More than half (60 per cent) of the UK population are concerned that jobs will be replaced by artificial intelligence in the future, according to a new study into consumer attitudes by Kaspersky. Many of the study’s respondents also admit they are worried about future careers, believing children will grow up with fewer job opportunities due to AI.
Futuristic predictions from classic science-fiction once seemed too fanciful to become reality, but with the forecast that the use of robotics in UK businesses is only set to rise, consumers are now becoming more insecure about their own job security. And in addition to worrying about their own roles being taken over by robots, they also have strong concerns about their loved ones’ career prospects.
In fact, almost half (49 per cent) of adults surveyed agree that today’s children will find it hard to get a job in adulthood because of AI technology.

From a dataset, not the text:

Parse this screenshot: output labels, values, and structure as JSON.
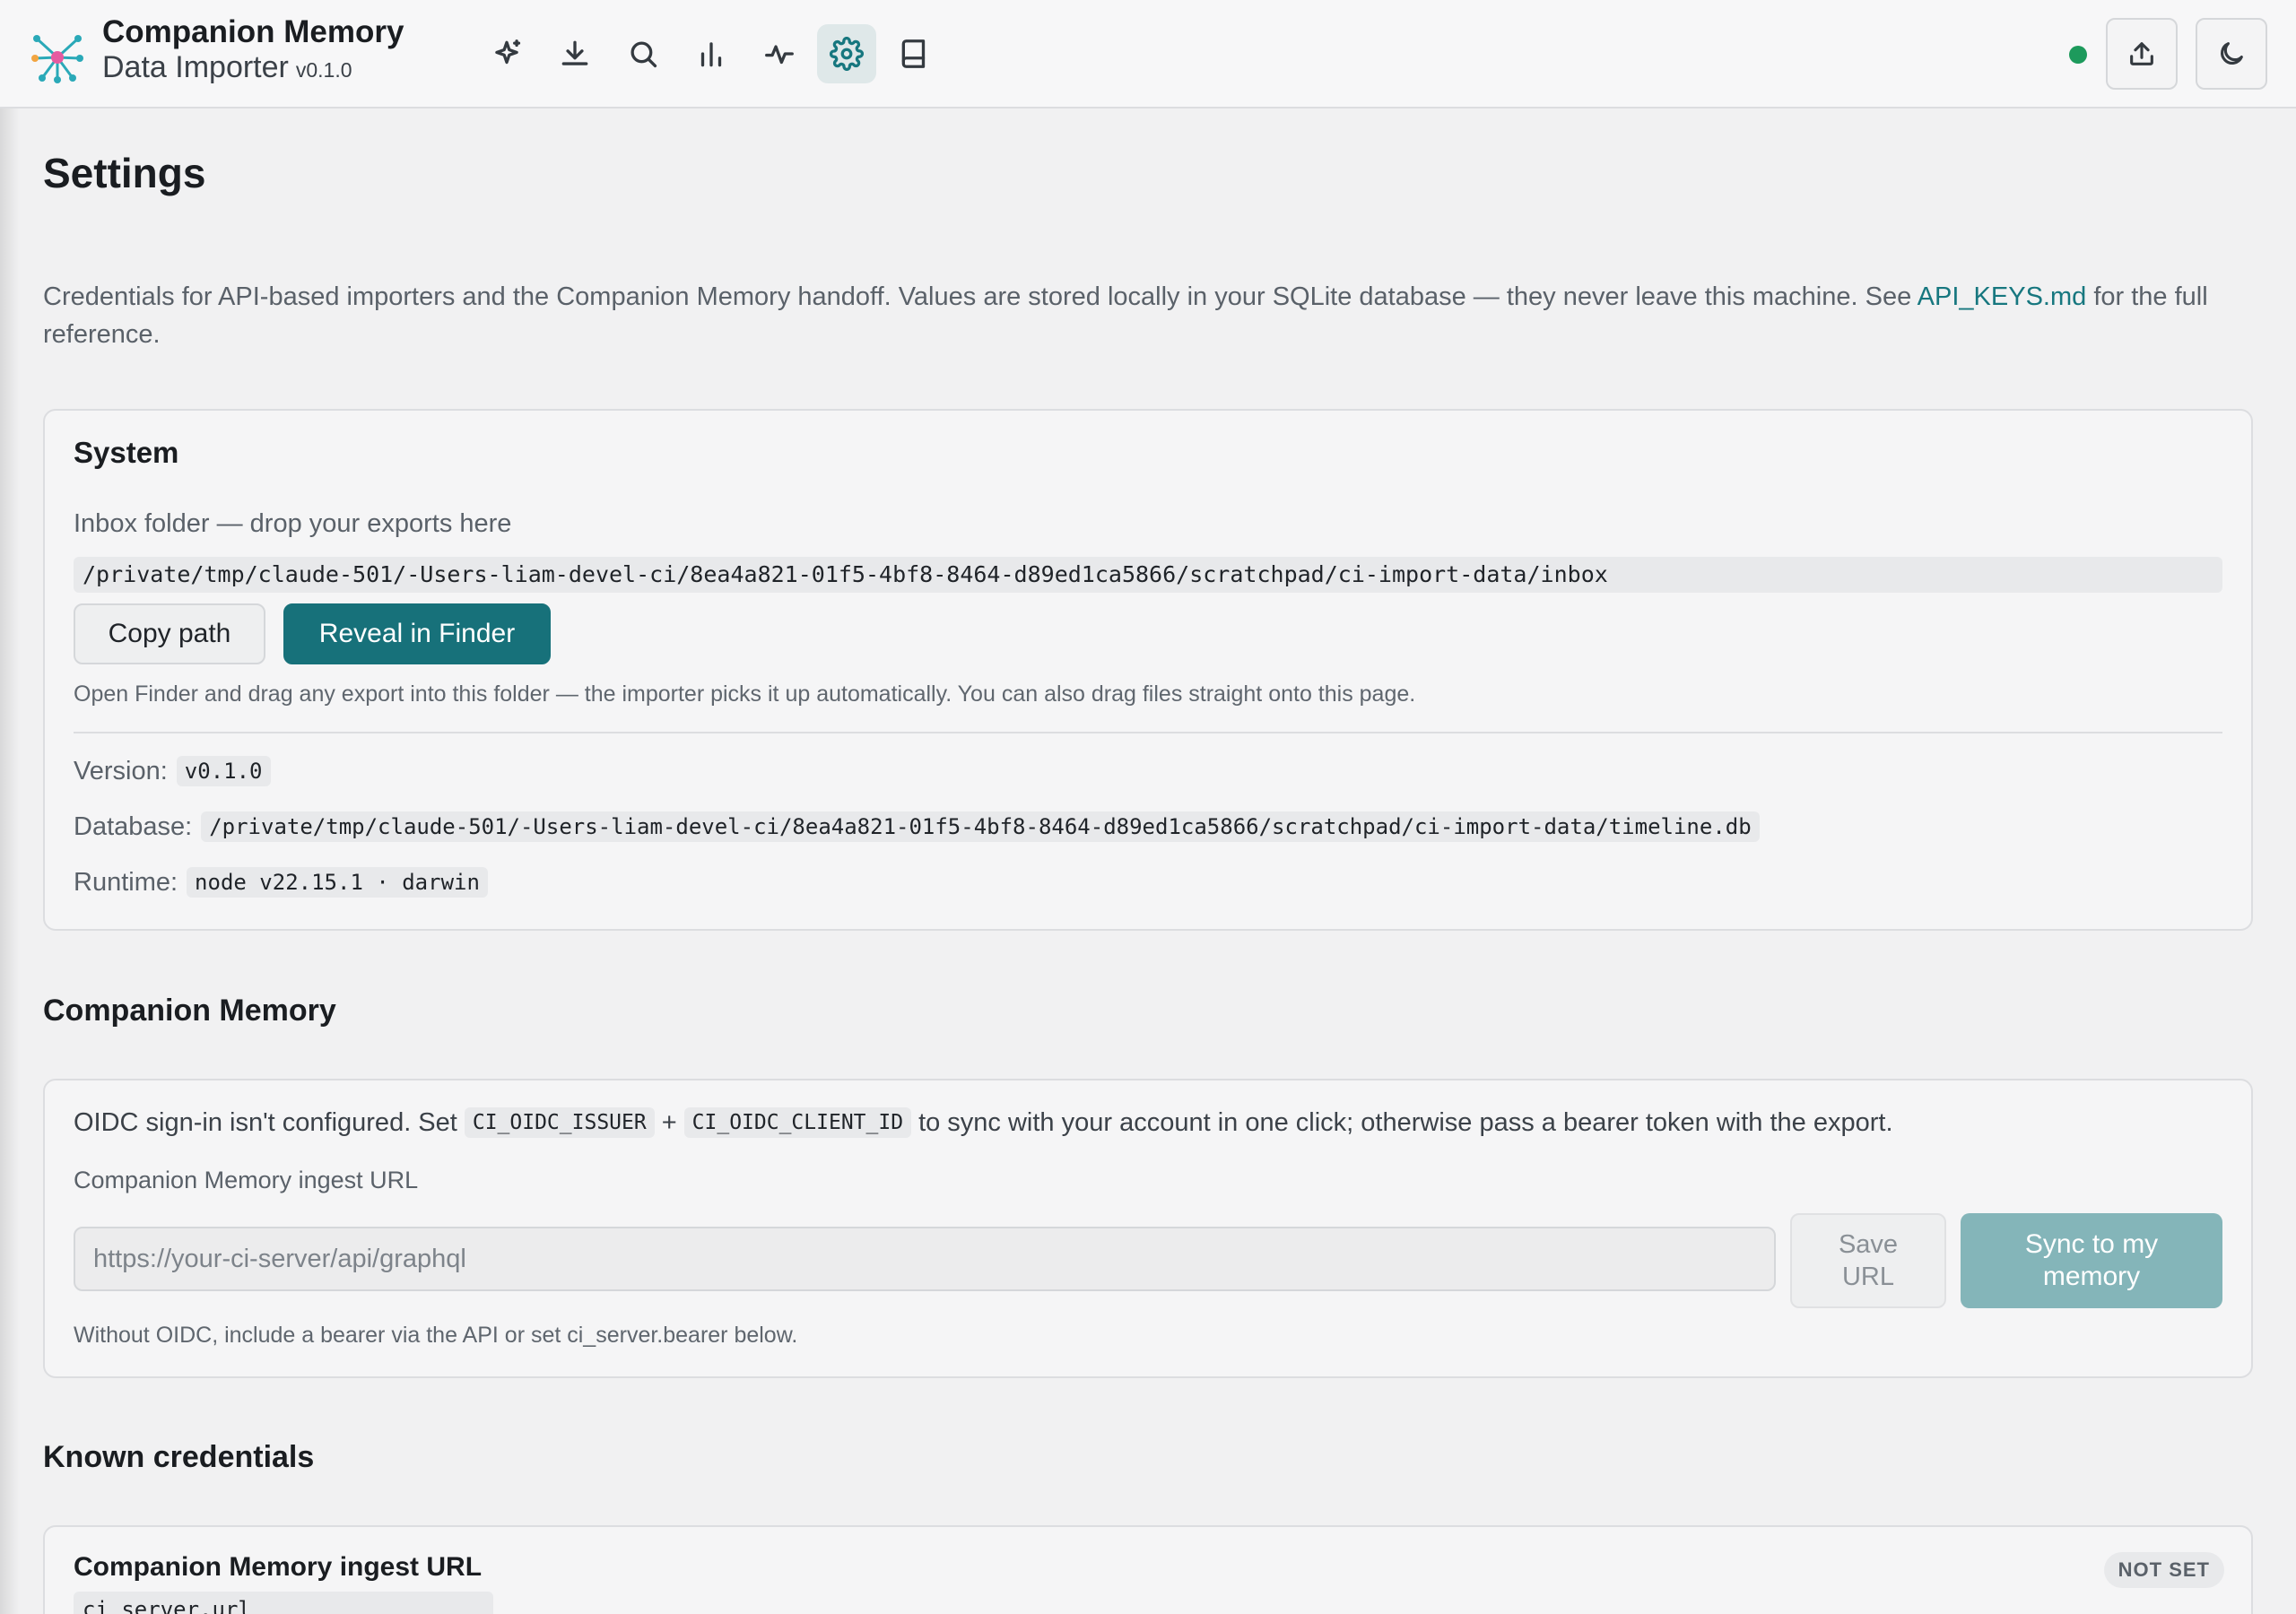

Four-in-ten (39 per cent) of respondents are concerned AI technology will outsmart mankind by 2045.
Consumers are also wary of the overall influence AI may have on industries, with two-thirds (66 per cent) agreeing today’s children will be doing different roles in the future because of AI technology. Furthermore, more than a quarter of UK adults (26 per cent) agree AI-enabled smart devices will increasingly be used as part of their job. This rises to 38 per cent amongst 18 to 24-year-olds and 46 per cent of aged between 25 and 34 – showing that two younger demographics, who may already be more well-versed in using AI services than older generations, expect to use the technology in the workplace.
“While beneficial for businesses, the introduction of new technology can understandably cause concern amongst workers,” David Emm, principal security researcher at Kaspersky, said. “People are adjusting to the constant evolution of solutions and machines that can improve workplaces and how their roles may change. Given the current IT skills gap, those either starting or hoping to change their careers can help future-proof their job prospects by exploring roles in digital industries, such as cybersecurity.
“The key thing for consumers to remember is that AI technology is being developed in order to help, not hinder, their current jobs and career progression. AI and robotics allow for enhanced business efficiencies, without decreasing the value of human workforces. Machines simply cannot replace the human intuition and expertise that make a company truly successful.”
However, the story is not all doom and gloom, with many consumers more optimistic about the role of AI and robotics in business. For instance, almost half (48 per cent) of respondents agree that AI technology will help productivity across many different sectors. Additionally, nearly half (49 per cent) believe AI robots will be able to do more mundane jobs and allow humans to free up time to upskill or improve society. Four-in-10 respondents (43 per cent) even think AI technology will create new future roles – climbing to 52 per cent amongst millennials.